== Study material

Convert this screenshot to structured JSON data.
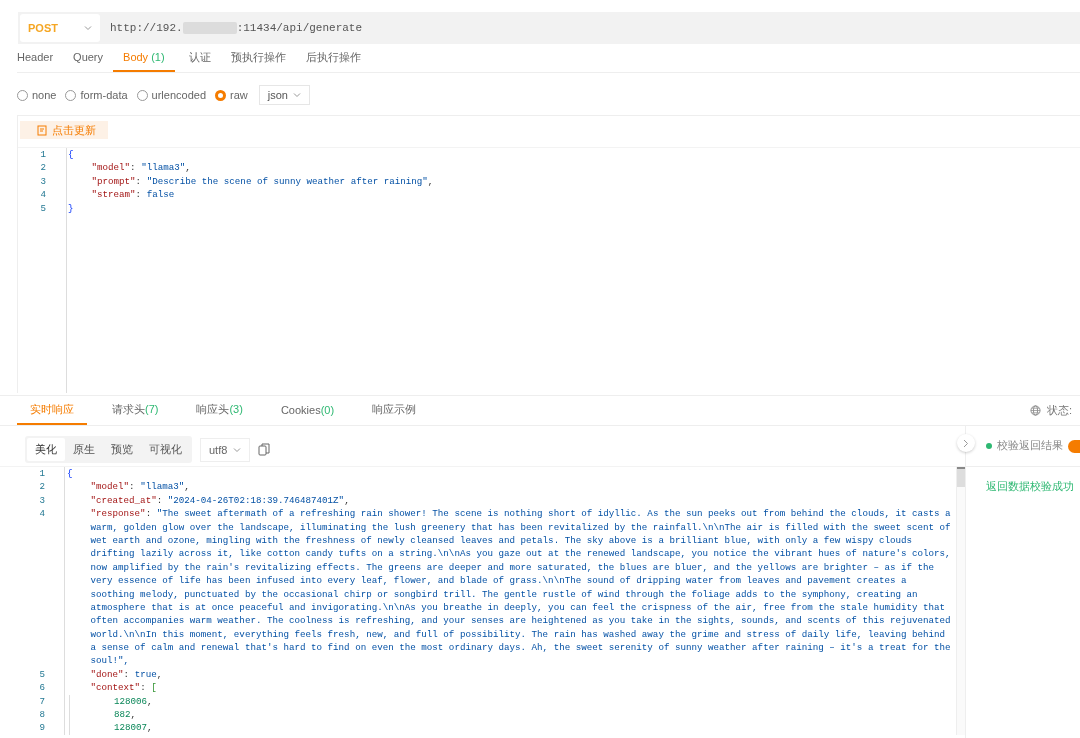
{
  "request": {
    "method": "POST",
    "url_start": "http://192.",
    "url_end": ":11434/api/generate"
  },
  "request_tabs": [
    {
      "label": "Header",
      "selected": false
    },
    {
      "label": "Query",
      "selected": false
    },
    {
      "label": "Body",
      "count": "(1)",
      "selected": true
    },
    {
      "label": "认证",
      "selected": false
    },
    {
      "label": "预执行操作",
      "selected": false
    },
    {
      "label": "后执行操作",
      "selected": false
    }
  ],
  "body_types": [
    {
      "label": "none",
      "selected": false
    },
    {
      "label": "form-data",
      "selected": false
    },
    {
      "label": "urlencoded",
      "selected": false
    },
    {
      "label": "raw",
      "selected": true
    }
  ],
  "format": "json",
  "update_button": "点击更新",
  "request_code": [
    {
      "number": "1",
      "segments": [
        {
          "kind": "bracket",
          "text": "{"
        }
      ],
      "children": [
        {
          "number": "2",
          "segments": [
            {
              "kind": "key",
              "text": "\"model\""
            },
            {
              "kind": "punct",
              "text": ": "
            },
            {
              "kind": "string",
              "text": "\"llama3\""
            },
            {
              "kind": "punct",
              "text": ","
            }
          ]
        },
        {
          "number": "3",
          "segments": [
            {
              "kind": "key",
              "text": "\"prompt\""
            },
            {
              "kind": "punct",
              "text": ": "
            },
            {
              "kind": "string",
              "text": "\"Describe the scene of sunny weather after raining\""
            },
            {
              "kind": "punct",
              "text": ","
            }
          ]
        },
        {
          "number": "4",
          "segments": [
            {
              "kind": "key",
              "text": "\"stream\""
            },
            {
              "kind": "punct",
              "text": ": "
            },
            {
              "kind": "literal",
              "text": "false"
            }
          ]
        }
      ]
    },
    {
      "number": "5",
      "segments": [
        {
          "kind": "bracket",
          "text": "}"
        }
      ]
    }
  ],
  "response_tabs": [
    {
      "label": "实时响应",
      "selected": true
    },
    {
      "label": "请求头",
      "count": "(7)",
      "selected": false
    },
    {
      "label": "响应头",
      "count": "(3)",
      "selected": false
    },
    {
      "label": "Cookies",
      "count": "(0)",
      "selected": false
    },
    {
      "label": "响应示例",
      "selected": false
    }
  ],
  "status_label": "状态:",
  "view_modes": [
    {
      "label": "美化",
      "selected": true
    },
    {
      "label": "原生",
      "selected": false
    },
    {
      "label": "预览",
      "selected": false
    },
    {
      "label": "可视化",
      "selected": false
    }
  ],
  "encoding": "utf8",
  "validation": {
    "label": "校验返回结果",
    "on": true,
    "result": "返回数据校验成功"
  },
  "response_code": [
    {
      "number": "1",
      "segments": [
        {
          "kind": "bracket",
          "text": "{"
        }
      ],
      "children": [
        {
          "number": "2",
          "segments": [
            {
              "kind": "key",
              "text": "\"model\""
            },
            {
              "kind": "punct",
              "text": ": "
            },
            {
              "kind": "string",
              "text": "\"llama3\""
            },
            {
              "kind": "punct",
              "text": ","
            }
          ]
        },
        {
          "number": "3",
          "segments": [
            {
              "kind": "key",
              "text": "\"created_at\""
            },
            {
              "kind": "punct",
              "text": ": "
            },
            {
              "kind": "string",
              "text": "\"2024-04-26T02:18:39.746487401Z\""
            },
            {
              "kind": "punct",
              "text": ","
            }
          ]
        },
        {
          "number": "4",
          "segments": [
            {
              "kind": "key",
              "text": "\"response\""
            },
            {
              "kind": "punct",
              "text": ": "
            },
            {
              "kind": "string",
              "text": "\"The sweet aftermath of a refreshing rain shower! The scene is nothing short of idyllic. As the sun peeks out from behind the clouds, it casts a"
            }
          ],
          "continuation": [
            "warm, golden glow over the landscape, illuminating the lush greenery that has been revitalized by the rainfall.\\n\\nThe air is filled with the sweet scent of",
            "wet earth and ozone, mingling with the freshness of newly cleansed leaves and petals. The sky above is a brilliant blue, with only a few wispy clouds",
            "drifting lazily across it, like cotton candy tufts on a string.\\n\\nAs you gaze out at the renewed landscape, you notice the vibrant hues of nature's colors,",
            "now amplified by the rain's revitalizing effects. The greens are deeper and more saturated, the blues are bluer, and the yellows are brighter – as if the",
            "very essence of life has been infused into every leaf, flower, and blade of grass.\\n\\nThe sound of dripping water from leaves and pavement creates a",
            "soothing melody, punctuated by the occasional chirp or songbird trill. The gentle rustle of wind through the foliage adds to the symphony, creating an",
            "atmosphere that is at once peaceful and invigorating.\\n\\nAs you breathe in deeply, you can feel the crispness of the air, free from the stale humidity that",
            "often accompanies warm weather. The coolness is refreshing, and your senses are heightened as you take in the sights, sounds, and scents of this rejuvenated",
            "world.\\n\\nIn this moment, everything feels fresh, new, and full of possibility. The rain has washed away the grime and stress of daily life, leaving behind",
            "a sense of calm and renewal that's hard to find on even the most ordinary days. Ah, the sweet serenity of sunny weather after raining – it's a treat for the",
            "soul!\","
          ]
        },
        {
          "number": "5",
          "segments": [
            {
              "kind": "key",
              "text": "\"done\""
            },
            {
              "kind": "punct",
              "text": ": "
            },
            {
              "kind": "literal",
              "text": "true"
            },
            {
              "kind": "punct",
              "text": ","
            }
          ]
        },
        {
          "number": "6",
          "segments": [
            {
              "kind": "key",
              "text": "\"context\""
            },
            {
              "kind": "punct",
              "text": ": "
            },
            {
              "kind": "array",
              "text": "["
            }
          ],
          "children": [
            {
              "number": "7",
              "segments": [
                {
                  "kind": "number",
                  "text": "128006"
                },
                {
                  "kind": "punct",
                  "text": ","
                }
              ]
            },
            {
              "number": "8",
              "segments": [
                {
                  "kind": "number",
                  "text": "882"
                },
                {
                  "kind": "punct",
                  "text": ","
                }
              ]
            },
            {
              "number": "9",
              "segments": [
                {
                  "kind": "number",
                  "text": "128007"
                },
                {
                  "kind": "punct",
                  "text": ","
                }
              ]
            }
          ]
        }
      ]
    }
  ]
}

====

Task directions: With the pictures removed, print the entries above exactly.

Response below:
Convert this screenshot to structured JSON data.
{
  "request": {
    "method": "POST",
    "url_start": "http://192.",
    "url_end": ":11434/api/generate"
  },
  "request_tabs": [
    {
      "label": "Header",
      "selected": false
    },
    {
      "label": "Query",
      "selected": false
    },
    {
      "label": "Body",
      "count": "(1)",
      "selected": true
    },
    {
      "label": "认证",
      "selected": false
    },
    {
      "label": "预执行操作",
      "selected": false
    },
    {
      "label": "后执行操作",
      "selected": false
    }
  ],
  "body_types": [
    {
      "label": "none",
      "selected": false
    },
    {
      "label": "form-data",
      "selected": false
    },
    {
      "label": "urlencoded",
      "selected": false
    },
    {
      "label": "raw",
      "selected": true
    }
  ],
  "format": "json",
  "update_button": "点击更新",
  "request_code": [
    {
      "number": "1",
      "segments": [
        {
          "kind": "bracket",
          "text": "{"
        }
      ],
      "children": [
        {
          "number": "2",
          "segments": [
            {
              "kind": "key",
              "text": "\"model\""
            },
            {
              "kind": "punct",
              "text": ": "
            },
            {
              "kind": "string",
              "text": "\"llama3\""
            },
            {
              "kind": "punct",
              "text": ","
            }
          ]
        },
        {
          "number": "3",
          "segments": [
            {
              "kind": "key",
              "text": "\"prompt\""
            },
            {
              "kind": "punct",
              "text": ": "
            },
            {
              "kind": "string",
              "text": "\"Describe the scene of sunny weather after raining\""
            },
            {
              "kind": "punct",
              "text": ","
            }
          ]
        },
        {
          "number": "4",
          "segments": [
            {
              "kind": "key",
              "text": "\"stream\""
            },
            {
              "kind": "punct",
              "text": ": "
            },
            {
              "kind": "literal",
              "text": "false"
            }
          ]
        }
      ]
    },
    {
      "number": "5",
      "segments": [
        {
          "kind": "bracket",
          "text": "}"
        }
      ]
    }
  ],
  "response_tabs": [
    {
      "label": "实时响应",
      "selected": true
    },
    {
      "label": "请求头",
      "count": "(7)",
      "selected": false
    },
    {
      "label": "响应头",
      "count": "(3)",
      "selected": false
    },
    {
      "label": "Cookies",
      "count": "(0)",
      "selected": false
    },
    {
      "label": "响应示例",
      "selected": false
    }
  ],
  "status_label": "状态:",
  "view_modes": [
    {
      "label": "美化",
      "selected": true
    },
    {
      "label": "原生",
      "selected": false
    },
    {
      "label": "预览",
      "selected": false
    },
    {
      "label": "可视化",
      "selected": false
    }
  ],
  "encoding": "utf8",
  "validation": {
    "label": "校验返回结果",
    "on": true,
    "result": "返回数据校验成功"
  },
  "response_code": [
    {
      "number": "1",
      "segments": [
        {
          "kind": "bracket",
          "text": "{"
        }
      ],
      "children": [
        {
          "number": "2",
          "segments": [
            {
              "kind": "key",
              "text": "\"model\""
            },
            {
              "kind": "punct",
              "text": ": "
            },
            {
              "kind": "string",
              "text": "\"llama3\""
            },
            {
              "kind": "punct",
              "text": ","
            }
          ]
        },
        {
          "number": "3",
          "segments": [
            {
              "kind": "key",
              "text": "\"created_at\""
            },
            {
              "kind": "punct",
              "text": ": "
            },
            {
              "kind": "string",
              "text": "\"2024-04-26T02:18:39.746487401Z\""
            },
            {
              "kind": "punct",
              "text": ","
            }
          ]
        },
        {
          "number": "4",
          "segments": [
            {
              "kind": "key",
              "text": "\"response\""
            },
            {
              "kind": "punct",
              "text": ": "
            },
            {
              "kind": "string",
              "text": "\"The sweet aftermath of a refreshing rain shower! The scene is nothing short of idyllic. As the sun peeks out from behind the clouds, it casts a"
            }
          ],
          "continuation": [
            "warm, golden glow over the landscape, illuminating the lush greenery that has been revitalized by the rainfall.\\n\\nThe air is filled with the sweet scent of",
            "wet earth and ozone, mingling with the freshness of newly cleansed leaves and petals. The sky above is a brilliant blue, with only a few wispy clouds",
            "drifting lazily across it, like cotton candy tufts on a string.\\n\\nAs you gaze out at the renewed landscape, you notice the vibrant hues of nature's colors,",
            "now amplified by the rain's revitalizing effects. The greens are deeper and more saturated, the blues are bluer, and the yellows are brighter – as if the",
            "very essence of life has been infused into every leaf, flower, and blade of grass.\\n\\nThe sound of dripping water from leaves and pavement creates a",
            "soothing melody, punctuated by the occasional chirp or songbird trill. The gentle rustle of wind through the foliage adds to the symphony, creating an",
            "atmosphere that is at once peaceful and invigorating.\\n\\nAs you breathe in deeply, you can feel the crispness of the air, free from the stale humidity that",
            "often accompanies warm weather. The coolness is refreshing, and your senses are heightened as you take in the sights, sounds, and scents of this rejuvenated",
            "world.\\n\\nIn this moment, everything feels fresh, new, and full of possibility. The rain has washed away the grime and stress of daily life, leaving behind",
            "a sense of calm and renewal that's hard to find on even the most ordinary days. Ah, the sweet serenity of sunny weather after raining – it's a treat for the",
            "soul!\","
          ]
        },
        {
          "number": "5",
          "segments": [
            {
              "kind": "key",
              "text": "\"done\""
            },
            {
              "kind": "punct",
              "text": ": "
            },
            {
              "kind": "literal",
              "text": "true"
            },
            {
              "kind": "punct",
              "text": ","
            }
          ]
        },
        {
          "number": "6",
          "segments": [
            {
              "kind": "key",
              "text": "\"context\""
            },
            {
              "kind": "punct",
              "text": ": "
            },
            {
              "kind": "array",
              "text": "["
            }
          ],
          "children": [
            {
              "number": "7",
              "segments": [
                {
                  "kind": "number",
                  "text": "128006"
                },
                {
                  "kind": "punct",
                  "text": ","
                }
              ]
            },
            {
              "number": "8",
              "segments": [
                {
                  "kind": "number",
                  "text": "882"
                },
                {
                  "kind": "punct",
                  "text": ","
                }
              ]
            },
            {
              "number": "9",
              "segments": [
                {
                  "kind": "number",
                  "text": "128007"
                },
                {
                  "kind": "punct",
                  "text": ","
                }
              ]
            }
          ]
        }
      ]
    }
  ]
}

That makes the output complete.